"If you want to call it a morgue, that was a morgue," said Rober M. Dix, chief technician at the medical examiner's office, who has worked there since 1961.

Although the number of autopsies done annually was slightly higher then than now, Dix said they were not done with the same thoroughness. He said an autopsy took an average of 30 minutes, as opposed to about two hours now. "If we found the cause of death in the body, a lot of times we wouldn't do an autopsy on the head. Or vice-versa," he said.

Dr. Richard Whelton, who was coroner until Luke arrived and who worked under Luke until 1973, said he had fought for many of the same changes Luke felt were necessary. He lobbied successfully for the 1971 law that replaced the coroner system with the medical examiner system, and pushed for better equipment and a new building.

Joseph M. O'Brien, who worked with both Whelton and Luke as a homicide detective between 1960 and 1977 -- including four years in charge of the homicide branch -- said that from the point of view of homicide investigation he saw no difference between the old and new regimes.

He said the chief improvement he notes is that Luke has better facilities than Whelton had. "Dr. Whelton, who was a pioneer . . . had to beg and borrow to have the same functions performed then that everybody does automatically today," he said.

But Otis Fickling, another detective who worked under both systems, said Luke and the doctors under him devoted more attention than their predecessors to investigating deaths, and to educating police about medical findings. "The system is just much better," he said.
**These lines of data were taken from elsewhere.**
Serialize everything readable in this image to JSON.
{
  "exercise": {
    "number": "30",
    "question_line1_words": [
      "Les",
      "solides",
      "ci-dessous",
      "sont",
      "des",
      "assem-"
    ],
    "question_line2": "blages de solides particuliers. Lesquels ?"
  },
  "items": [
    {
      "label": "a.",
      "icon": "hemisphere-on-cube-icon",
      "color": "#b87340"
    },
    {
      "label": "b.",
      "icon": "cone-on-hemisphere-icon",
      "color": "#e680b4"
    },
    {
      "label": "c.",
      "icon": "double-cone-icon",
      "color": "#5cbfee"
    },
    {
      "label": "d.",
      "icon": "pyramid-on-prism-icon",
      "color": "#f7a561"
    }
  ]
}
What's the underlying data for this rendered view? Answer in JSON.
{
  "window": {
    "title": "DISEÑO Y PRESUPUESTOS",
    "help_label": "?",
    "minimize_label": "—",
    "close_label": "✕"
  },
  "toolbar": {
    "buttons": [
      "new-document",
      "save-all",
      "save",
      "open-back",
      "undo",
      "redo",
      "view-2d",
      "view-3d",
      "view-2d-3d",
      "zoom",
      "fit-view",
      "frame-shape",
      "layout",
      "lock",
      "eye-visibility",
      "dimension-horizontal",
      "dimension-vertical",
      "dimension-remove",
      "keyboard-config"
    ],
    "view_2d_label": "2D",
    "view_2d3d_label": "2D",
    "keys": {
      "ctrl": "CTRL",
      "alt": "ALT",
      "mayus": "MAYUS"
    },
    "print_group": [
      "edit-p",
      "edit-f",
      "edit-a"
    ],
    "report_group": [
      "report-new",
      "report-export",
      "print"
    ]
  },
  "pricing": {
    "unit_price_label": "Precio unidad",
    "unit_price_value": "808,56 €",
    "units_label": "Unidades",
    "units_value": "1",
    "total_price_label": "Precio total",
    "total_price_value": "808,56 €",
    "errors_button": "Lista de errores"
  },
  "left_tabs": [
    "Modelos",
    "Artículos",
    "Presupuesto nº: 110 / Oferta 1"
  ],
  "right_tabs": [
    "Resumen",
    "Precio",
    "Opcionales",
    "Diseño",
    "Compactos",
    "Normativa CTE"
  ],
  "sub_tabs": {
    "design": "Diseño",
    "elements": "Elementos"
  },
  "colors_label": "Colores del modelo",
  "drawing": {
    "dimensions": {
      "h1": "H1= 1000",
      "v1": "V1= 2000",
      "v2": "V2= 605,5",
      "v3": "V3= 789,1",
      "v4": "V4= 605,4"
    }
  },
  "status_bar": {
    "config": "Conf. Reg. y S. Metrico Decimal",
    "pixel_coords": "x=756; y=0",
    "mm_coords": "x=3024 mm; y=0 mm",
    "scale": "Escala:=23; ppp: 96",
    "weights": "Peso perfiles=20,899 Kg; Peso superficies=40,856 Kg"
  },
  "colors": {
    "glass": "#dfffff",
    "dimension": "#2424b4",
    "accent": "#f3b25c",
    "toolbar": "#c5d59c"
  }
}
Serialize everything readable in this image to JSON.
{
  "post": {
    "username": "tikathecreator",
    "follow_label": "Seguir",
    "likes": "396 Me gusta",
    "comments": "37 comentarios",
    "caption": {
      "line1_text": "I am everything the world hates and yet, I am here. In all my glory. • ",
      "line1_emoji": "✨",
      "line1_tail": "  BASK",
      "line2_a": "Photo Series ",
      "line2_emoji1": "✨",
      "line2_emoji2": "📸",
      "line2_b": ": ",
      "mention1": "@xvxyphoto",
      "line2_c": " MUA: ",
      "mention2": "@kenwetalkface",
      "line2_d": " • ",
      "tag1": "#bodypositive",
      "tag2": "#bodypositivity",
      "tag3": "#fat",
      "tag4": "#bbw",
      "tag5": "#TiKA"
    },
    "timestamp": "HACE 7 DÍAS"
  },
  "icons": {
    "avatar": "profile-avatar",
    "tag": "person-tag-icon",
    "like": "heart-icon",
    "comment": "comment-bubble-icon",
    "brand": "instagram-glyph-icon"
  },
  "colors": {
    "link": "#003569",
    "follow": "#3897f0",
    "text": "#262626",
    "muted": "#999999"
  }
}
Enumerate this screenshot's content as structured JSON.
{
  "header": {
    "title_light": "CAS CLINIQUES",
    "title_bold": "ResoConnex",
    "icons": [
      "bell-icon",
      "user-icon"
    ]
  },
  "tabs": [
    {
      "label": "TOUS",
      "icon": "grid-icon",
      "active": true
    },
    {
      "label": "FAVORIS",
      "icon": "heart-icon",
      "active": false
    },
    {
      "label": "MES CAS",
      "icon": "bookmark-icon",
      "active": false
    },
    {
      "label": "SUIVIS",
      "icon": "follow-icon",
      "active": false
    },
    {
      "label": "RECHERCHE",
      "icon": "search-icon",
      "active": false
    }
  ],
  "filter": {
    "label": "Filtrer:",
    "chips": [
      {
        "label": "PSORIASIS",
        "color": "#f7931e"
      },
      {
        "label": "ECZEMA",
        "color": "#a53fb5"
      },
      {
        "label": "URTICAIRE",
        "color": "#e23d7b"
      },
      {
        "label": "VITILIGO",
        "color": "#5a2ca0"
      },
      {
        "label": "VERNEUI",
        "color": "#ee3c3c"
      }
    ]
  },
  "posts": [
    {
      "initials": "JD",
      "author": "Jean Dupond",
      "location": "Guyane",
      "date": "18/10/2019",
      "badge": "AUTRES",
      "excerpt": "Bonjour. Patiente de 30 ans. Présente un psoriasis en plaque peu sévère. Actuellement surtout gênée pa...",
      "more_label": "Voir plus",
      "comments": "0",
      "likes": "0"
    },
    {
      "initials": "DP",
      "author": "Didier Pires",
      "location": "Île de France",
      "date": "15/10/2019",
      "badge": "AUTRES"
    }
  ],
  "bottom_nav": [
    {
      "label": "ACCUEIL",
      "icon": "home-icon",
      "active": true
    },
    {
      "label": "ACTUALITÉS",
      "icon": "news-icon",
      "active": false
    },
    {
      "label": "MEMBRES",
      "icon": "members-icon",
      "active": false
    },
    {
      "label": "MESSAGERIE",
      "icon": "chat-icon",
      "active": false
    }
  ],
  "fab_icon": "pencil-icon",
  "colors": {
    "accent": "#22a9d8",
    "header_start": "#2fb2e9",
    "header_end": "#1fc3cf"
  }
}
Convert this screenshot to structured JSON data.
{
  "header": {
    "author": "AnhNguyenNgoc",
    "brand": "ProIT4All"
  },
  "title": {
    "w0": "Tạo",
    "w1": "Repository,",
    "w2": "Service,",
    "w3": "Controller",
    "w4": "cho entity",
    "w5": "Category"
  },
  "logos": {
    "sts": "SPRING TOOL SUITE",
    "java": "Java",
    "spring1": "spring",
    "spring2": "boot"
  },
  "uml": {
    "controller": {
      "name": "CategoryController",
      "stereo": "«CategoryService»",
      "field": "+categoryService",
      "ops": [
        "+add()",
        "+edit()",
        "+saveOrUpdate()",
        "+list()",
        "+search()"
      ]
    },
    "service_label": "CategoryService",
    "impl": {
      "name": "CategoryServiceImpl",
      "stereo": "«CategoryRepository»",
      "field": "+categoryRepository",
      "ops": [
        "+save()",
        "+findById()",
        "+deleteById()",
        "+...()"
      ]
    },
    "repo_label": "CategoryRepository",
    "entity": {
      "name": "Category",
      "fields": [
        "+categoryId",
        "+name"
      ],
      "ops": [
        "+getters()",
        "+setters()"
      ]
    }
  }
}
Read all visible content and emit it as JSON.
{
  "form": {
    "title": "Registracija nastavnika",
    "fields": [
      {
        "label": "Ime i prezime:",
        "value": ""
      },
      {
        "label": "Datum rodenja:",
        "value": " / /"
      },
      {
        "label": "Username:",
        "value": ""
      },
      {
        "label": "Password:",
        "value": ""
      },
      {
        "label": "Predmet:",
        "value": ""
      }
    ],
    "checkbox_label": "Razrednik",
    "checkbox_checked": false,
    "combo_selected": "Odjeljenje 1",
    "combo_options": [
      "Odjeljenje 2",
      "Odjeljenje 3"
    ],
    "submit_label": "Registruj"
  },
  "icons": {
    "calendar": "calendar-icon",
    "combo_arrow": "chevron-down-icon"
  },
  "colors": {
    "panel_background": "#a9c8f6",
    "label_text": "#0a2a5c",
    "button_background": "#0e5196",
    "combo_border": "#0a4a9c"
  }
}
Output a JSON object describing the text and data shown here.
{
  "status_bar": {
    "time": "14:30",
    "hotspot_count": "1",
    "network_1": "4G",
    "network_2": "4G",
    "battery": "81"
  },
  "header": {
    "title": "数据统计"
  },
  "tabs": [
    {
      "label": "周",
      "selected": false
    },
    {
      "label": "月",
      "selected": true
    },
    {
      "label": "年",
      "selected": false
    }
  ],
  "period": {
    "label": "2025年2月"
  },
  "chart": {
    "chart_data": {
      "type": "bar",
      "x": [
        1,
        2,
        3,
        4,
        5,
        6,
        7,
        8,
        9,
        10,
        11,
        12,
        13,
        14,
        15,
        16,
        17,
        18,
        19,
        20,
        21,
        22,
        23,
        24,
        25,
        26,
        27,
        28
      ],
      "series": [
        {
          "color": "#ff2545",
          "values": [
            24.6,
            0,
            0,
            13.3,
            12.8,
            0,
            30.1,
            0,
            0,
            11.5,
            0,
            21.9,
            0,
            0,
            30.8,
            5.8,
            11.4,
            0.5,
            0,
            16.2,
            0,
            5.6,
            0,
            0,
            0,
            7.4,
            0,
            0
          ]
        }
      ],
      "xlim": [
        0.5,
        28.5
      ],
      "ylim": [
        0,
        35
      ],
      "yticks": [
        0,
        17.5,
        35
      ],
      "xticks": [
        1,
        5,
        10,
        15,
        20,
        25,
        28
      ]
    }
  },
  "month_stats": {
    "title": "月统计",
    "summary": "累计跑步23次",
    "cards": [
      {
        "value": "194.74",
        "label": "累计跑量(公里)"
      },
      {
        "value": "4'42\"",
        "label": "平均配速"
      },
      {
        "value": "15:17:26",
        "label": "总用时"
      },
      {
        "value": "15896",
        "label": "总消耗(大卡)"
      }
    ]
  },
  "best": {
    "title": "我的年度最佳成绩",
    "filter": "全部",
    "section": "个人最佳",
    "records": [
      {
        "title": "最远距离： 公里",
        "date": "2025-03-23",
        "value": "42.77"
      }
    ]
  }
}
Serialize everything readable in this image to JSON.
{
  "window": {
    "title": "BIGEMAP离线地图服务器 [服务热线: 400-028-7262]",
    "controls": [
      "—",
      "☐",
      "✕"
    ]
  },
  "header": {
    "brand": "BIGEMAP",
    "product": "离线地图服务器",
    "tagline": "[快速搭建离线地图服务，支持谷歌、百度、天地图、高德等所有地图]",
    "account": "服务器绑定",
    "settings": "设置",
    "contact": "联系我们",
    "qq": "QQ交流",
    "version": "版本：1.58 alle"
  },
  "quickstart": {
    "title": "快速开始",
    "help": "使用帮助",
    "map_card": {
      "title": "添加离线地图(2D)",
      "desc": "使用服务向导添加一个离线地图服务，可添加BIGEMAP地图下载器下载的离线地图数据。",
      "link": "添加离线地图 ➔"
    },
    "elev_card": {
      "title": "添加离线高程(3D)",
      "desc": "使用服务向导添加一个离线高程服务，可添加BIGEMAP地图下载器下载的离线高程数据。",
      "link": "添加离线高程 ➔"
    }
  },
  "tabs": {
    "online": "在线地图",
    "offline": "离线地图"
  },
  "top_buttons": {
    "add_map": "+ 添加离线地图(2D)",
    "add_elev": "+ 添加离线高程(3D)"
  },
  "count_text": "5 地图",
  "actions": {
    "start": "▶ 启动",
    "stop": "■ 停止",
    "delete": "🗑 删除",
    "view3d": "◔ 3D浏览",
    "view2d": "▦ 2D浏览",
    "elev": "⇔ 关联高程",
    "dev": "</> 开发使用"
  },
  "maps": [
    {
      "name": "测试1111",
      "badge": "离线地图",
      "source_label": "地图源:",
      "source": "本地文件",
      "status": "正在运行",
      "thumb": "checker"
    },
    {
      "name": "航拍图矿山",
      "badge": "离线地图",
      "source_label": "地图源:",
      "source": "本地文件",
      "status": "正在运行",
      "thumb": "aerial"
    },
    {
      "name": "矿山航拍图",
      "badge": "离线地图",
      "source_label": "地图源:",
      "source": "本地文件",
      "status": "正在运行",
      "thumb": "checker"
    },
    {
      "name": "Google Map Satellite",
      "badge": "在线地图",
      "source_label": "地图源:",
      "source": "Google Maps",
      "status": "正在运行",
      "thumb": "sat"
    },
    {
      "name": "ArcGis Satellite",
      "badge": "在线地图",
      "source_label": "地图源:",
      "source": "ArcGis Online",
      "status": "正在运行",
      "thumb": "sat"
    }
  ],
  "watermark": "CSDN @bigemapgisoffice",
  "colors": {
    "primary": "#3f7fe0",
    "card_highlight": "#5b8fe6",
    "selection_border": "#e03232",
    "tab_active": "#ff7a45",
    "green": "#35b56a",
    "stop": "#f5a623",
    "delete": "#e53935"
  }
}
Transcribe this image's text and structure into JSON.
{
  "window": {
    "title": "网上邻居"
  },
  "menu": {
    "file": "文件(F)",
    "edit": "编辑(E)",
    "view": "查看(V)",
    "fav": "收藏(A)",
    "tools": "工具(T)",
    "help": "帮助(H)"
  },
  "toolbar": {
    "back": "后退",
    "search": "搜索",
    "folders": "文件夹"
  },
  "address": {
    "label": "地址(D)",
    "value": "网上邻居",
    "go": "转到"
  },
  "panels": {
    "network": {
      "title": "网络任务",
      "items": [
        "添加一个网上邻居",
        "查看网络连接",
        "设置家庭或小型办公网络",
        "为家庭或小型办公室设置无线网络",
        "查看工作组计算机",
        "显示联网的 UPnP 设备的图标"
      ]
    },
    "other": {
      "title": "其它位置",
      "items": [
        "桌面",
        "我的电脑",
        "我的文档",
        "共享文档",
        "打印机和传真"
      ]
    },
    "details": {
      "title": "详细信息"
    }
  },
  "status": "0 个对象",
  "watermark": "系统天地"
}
Whelton maintained close relationships with detectives on the homicide squad and prosecutors from the U.S. attorney's office, and said he still serves as personal physician to many policemen and their families. O'Brien said he believed that camaraderie was an advantage, because detectives routinely observed autopsies on every case they investigated.

But Luke feared the close ties with police meant the office was not always viewed as impartial in homicide cases. When he learned a few months after his arrival that attorneys at the public defenders' office routinely hired an outside patholigist to interpret autopsy reports rather than talking to the medical examiners, he wrote to declare his willingness to cooperate with them.

"Jim has always taken the position . . . that they are scientists with scientific information to impart," said Truman A. Morrison, an associate judge of the D.C. Superior Court and former head of the trial division of the public defenders' office. "Tha, in my view, aids the cause of justice. There is a tremendous tendency in other jurisdictions . . . [for] coroners to see themselves as arms of law enforcement and to refuse to speak to defense council."

When Luke arrived on the job in July 1971, he was promised a deputy, a new building and additional technicians. In November, he wrote to the deputy mayor complaining that none of the funds had been provided and that his budget for supplies and equipment had run out with seven months of the fiscal year still ahead. He said he worked seven-day weeks that first year, taking only four days' vacation. Nevertheless, it took several years more to get what he had been promised.

He said he had expected his administrative duties to dwindle in time, allowing him to do more pathology, but instead they have grown.

Since the Department of Human Services' budget cuts last fall, the medical examiner's office has had only two technicians on duty to pick up bodies after 4 p.m. Out of 37 full-time staff positions, seven have been vacant for months, and Luke has been unable to hire applicants because the city administrator's office would not release budgeted funds. The staff shortage at times causes delays in picking up bodies.He said he was told last month that the money would be released.

Luke describes his job as similar to that of Sisyphus, a king of Corinth in Greek mythology whose eternal damnation was to repeatedly roll a boulder up a hill, only to watch it roll down again.

Although Luke is proud of what he has accomplished, once in a while he thinks about leaving bureaucracy behind and going back to research or taking a teaching job. But he said he would never quit to become medical examiner somewhere else.

"I think this is the best place in the country," he said. "I wouldn't want to roll the boulder uphill in some other place."